▶ _DATA FOR REVIEW_:
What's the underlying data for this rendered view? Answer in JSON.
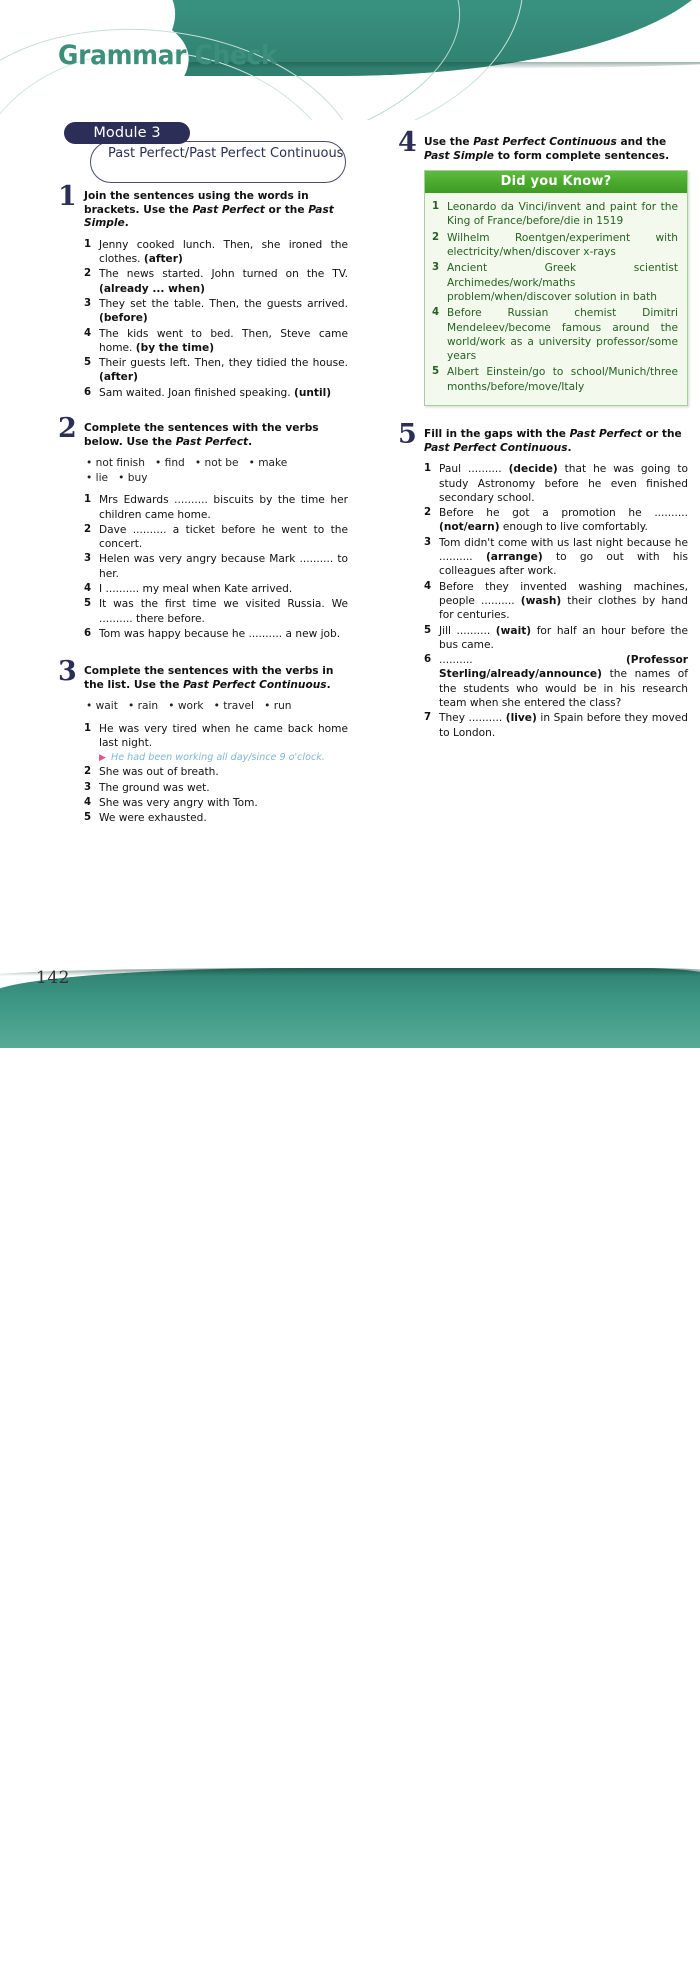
{
  "page": {
    "title": "Grammar Check",
    "number": "142"
  },
  "module": {
    "badge": "Module 3",
    "topic": "Past Perfect/Past Perfect Continuous"
  },
  "exercises": [
    {
      "number": "1",
      "rubric_parts": [
        {
          "t": "Join the sentences using the words in brackets. Use the ",
          "i": false
        },
        {
          "t": "Past Perfect",
          "i": true
        },
        {
          "t": " or the ",
          "i": false
        },
        {
          "t": "Past Simple",
          "i": true
        },
        {
          "t": ".",
          "i": false
        }
      ],
      "items": [
        [
          {
            "t": "Jenny cooked lunch. Then, she ironed the clothes. ",
            "b": false
          },
          {
            "t": "(after)",
            "b": true
          }
        ],
        [
          {
            "t": "The news started. John turned on the TV. ",
            "b": false
          },
          {
            "t": "(already ... when)",
            "b": true
          }
        ],
        [
          {
            "t": "They set the table. Then, the guests arrived. ",
            "b": false
          },
          {
            "t": "(before)",
            "b": true
          }
        ],
        [
          {
            "t": "The kids went to bed. Then, Steve came home. ",
            "b": false
          },
          {
            "t": "(by the time)",
            "b": true
          }
        ],
        [
          {
            "t": "Their guests left. Then, they tidied the house. ",
            "b": false
          },
          {
            "t": "(after)",
            "b": true
          }
        ],
        [
          {
            "t": "Sam waited. Joan finished speaking. ",
            "b": false
          },
          {
            "t": "(until)",
            "b": true
          }
        ]
      ]
    },
    {
      "number": "2",
      "rubric_parts": [
        {
          "t": "Complete the sentences with the verbs below. Use the ",
          "i": false
        },
        {
          "t": "Past Perfect",
          "i": true
        },
        {
          "t": ".",
          "i": false
        }
      ],
      "wordbank_lines": [
        [
          "not finish",
          "find",
          "not be",
          "make"
        ],
        [
          "lie",
          "buy"
        ]
      ],
      "items": [
        [
          {
            "t": "Mrs Edwards .......... biscuits by the time her children came home.",
            "b": false
          }
        ],
        [
          {
            "t": "Dave .......... a ticket before he went to the concert.",
            "b": false
          }
        ],
        [
          {
            "t": "Helen was very angry because Mark .......... to her.",
            "b": false
          }
        ],
        [
          {
            "t": "I .......... my meal when Kate arrived.",
            "b": false
          }
        ],
        [
          {
            "t": "It was the first time we visited Russia. We .......... there before.",
            "b": false
          }
        ],
        [
          {
            "t": "Tom was happy because he .......... a new job.",
            "b": false
          }
        ]
      ]
    },
    {
      "number": "3",
      "rubric_parts": [
        {
          "t": "Complete the sentences with the verbs in the list. Use the ",
          "i": false
        },
        {
          "t": "Past Perfect Continuous",
          "i": true
        },
        {
          "t": ".",
          "i": false
        }
      ],
      "wordbank_lines": [
        [
          "wait",
          "rain",
          "work",
          "travel",
          "run"
        ]
      ],
      "items": [
        [
          {
            "t": "He was very tired when he came back home last night.",
            "b": false
          }
        ],
        [
          {
            "t": "She was out of breath.",
            "b": false
          }
        ],
        [
          {
            "t": "The ground was wet.",
            "b": false
          }
        ],
        [
          {
            "t": "She was very angry with Tom.",
            "b": false
          }
        ],
        [
          {
            "t": "We were exhausted.",
            "b": false
          }
        ]
      ],
      "example_answer": "He had been working all day/since 9 o'clock.",
      "example_arrow": "▶"
    },
    {
      "number": "4",
      "rubric_parts": [
        {
          "t": "Use the ",
          "i": false
        },
        {
          "t": "Past Perfect Continuous",
          "i": true
        },
        {
          "t": " and the ",
          "i": false
        },
        {
          "t": "Past Simple",
          "i": true
        },
        {
          "t": " to form complete sentences.",
          "i": false
        }
      ],
      "box": {
        "header": "Did you Know?",
        "items": [
          [
            {
              "t": "Leonardo da Vinci/invent and paint for the King of France/before/die in 1519",
              "b": false
            }
          ],
          [
            {
              "t": "Wilhelm Roentgen/experiment with electricity/when/discover x-rays",
              "b": false
            }
          ],
          [
            {
              "t": "Ancient Greek scientist Archimedes/work/maths problem/when/discover solution in bath",
              "b": false
            }
          ],
          [
            {
              "t": "Before Russian chemist Dimitri Mendeleev/become famous around the world/work as a university professor/some years",
              "b": false
            }
          ],
          [
            {
              "t": "Albert Einstein/go to school/Munich/three months/before/move/Italy",
              "b": false
            }
          ]
        ]
      }
    },
    {
      "number": "5",
      "rubric_parts": [
        {
          "t": "Fill in the gaps with the ",
          "i": false
        },
        {
          "t": "Past Perfect",
          "i": true
        },
        {
          "t": " or the ",
          "i": false
        },
        {
          "t": "Past Perfect Continuous",
          "i": true
        },
        {
          "t": ".",
          "i": false
        }
      ],
      "items": [
        [
          {
            "t": "Paul .......... ",
            "b": false
          },
          {
            "t": "(decide)",
            "b": true
          },
          {
            "t": " that he was going to study Astronomy before he even finished secondary school.",
            "b": false
          }
        ],
        [
          {
            "t": "Before he got a promotion he .......... ",
            "b": false
          },
          {
            "t": "(not/earn)",
            "b": true
          },
          {
            "t": " enough to live comfortably.",
            "b": false
          }
        ],
        [
          {
            "t": "Tom didn't come with us last night because he .......... ",
            "b": false
          },
          {
            "t": "(arrange)",
            "b": true
          },
          {
            "t": " to go out with his colleagues after work.",
            "b": false
          }
        ],
        [
          {
            "t": "Before they invented washing machines, people .......... ",
            "b": false
          },
          {
            "t": "(wash)",
            "b": true
          },
          {
            "t": " their clothes by hand for centuries.",
            "b": false
          }
        ],
        [
          {
            "t": "Jill .......... ",
            "b": false
          },
          {
            "t": "(wait)",
            "b": true
          },
          {
            "t": " for half an hour before the bus came.",
            "b": false
          }
        ],
        [
          {
            "t": ".......... ",
            "b": false
          },
          {
            "t": "(Professor Sterling/already/announce)",
            "b": true
          },
          {
            "t": " the names of the students who would be in his research team when she entered the class?",
            "b": false
          }
        ],
        [
          {
            "t": "They .......... ",
            "b": false
          },
          {
            "t": "(live)",
            "b": true
          },
          {
            "t": " in Spain before they moved to London.",
            "b": false
          }
        ]
      ]
    }
  ],
  "colors": {
    "header_teal": "#38907e",
    "title_green": "#3d8f7c",
    "module_navy": "#2c2e57",
    "dyk_green": "#49a92c",
    "dyk_bg": "#f4f9ee",
    "answer_blue": "#7fb8d4",
    "answer_arrow_pink": "#e0558f"
  }
}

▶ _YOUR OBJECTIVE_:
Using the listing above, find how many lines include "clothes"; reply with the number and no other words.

▶ _SOLUTION_:
2